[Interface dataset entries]
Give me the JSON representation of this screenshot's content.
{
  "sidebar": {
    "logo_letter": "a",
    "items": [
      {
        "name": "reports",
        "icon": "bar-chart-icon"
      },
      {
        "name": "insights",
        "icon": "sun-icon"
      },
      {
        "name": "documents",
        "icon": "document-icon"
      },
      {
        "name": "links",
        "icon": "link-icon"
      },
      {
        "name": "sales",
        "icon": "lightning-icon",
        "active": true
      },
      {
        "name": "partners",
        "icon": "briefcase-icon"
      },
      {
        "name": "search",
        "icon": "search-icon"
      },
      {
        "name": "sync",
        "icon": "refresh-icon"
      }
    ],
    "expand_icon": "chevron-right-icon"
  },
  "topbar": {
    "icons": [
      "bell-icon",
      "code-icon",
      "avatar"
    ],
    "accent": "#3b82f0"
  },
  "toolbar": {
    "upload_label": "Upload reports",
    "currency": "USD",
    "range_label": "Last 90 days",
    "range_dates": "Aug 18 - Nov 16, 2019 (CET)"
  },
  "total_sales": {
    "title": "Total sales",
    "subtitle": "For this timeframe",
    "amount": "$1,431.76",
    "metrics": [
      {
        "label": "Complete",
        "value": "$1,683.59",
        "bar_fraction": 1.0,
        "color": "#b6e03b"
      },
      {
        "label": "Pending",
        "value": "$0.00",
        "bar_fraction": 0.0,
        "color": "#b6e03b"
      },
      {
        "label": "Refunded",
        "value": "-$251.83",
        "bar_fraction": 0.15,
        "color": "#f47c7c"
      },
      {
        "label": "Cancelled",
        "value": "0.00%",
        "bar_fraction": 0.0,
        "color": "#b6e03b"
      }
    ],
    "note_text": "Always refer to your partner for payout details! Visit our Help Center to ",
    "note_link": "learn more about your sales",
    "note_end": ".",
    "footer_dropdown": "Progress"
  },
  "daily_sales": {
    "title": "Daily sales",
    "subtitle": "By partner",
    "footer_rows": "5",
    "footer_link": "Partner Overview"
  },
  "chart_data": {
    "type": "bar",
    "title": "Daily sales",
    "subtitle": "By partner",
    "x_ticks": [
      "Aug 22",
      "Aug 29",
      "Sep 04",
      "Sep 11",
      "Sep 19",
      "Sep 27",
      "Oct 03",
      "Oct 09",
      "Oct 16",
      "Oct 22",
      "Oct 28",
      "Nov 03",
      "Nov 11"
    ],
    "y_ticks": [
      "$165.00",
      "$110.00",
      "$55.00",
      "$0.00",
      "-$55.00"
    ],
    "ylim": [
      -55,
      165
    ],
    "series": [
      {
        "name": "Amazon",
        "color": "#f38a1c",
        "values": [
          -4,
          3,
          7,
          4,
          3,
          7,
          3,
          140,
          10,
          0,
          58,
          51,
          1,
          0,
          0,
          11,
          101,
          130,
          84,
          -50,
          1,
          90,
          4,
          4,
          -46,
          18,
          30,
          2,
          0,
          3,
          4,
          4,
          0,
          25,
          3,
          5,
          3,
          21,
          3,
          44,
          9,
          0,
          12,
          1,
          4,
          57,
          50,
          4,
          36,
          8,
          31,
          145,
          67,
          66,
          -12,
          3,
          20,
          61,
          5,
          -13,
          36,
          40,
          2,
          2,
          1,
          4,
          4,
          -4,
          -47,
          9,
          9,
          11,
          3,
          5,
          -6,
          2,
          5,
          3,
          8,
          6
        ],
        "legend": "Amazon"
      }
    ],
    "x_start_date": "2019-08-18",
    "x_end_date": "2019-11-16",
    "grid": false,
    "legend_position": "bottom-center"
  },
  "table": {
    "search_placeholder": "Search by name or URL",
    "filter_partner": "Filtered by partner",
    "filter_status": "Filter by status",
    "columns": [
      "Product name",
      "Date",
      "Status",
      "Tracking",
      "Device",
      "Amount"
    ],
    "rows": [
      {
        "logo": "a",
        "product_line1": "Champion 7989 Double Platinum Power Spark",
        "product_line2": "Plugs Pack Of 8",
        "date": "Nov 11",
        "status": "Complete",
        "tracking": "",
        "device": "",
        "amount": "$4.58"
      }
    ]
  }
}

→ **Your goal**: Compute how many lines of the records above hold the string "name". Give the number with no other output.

→ **Exercise answer**: 11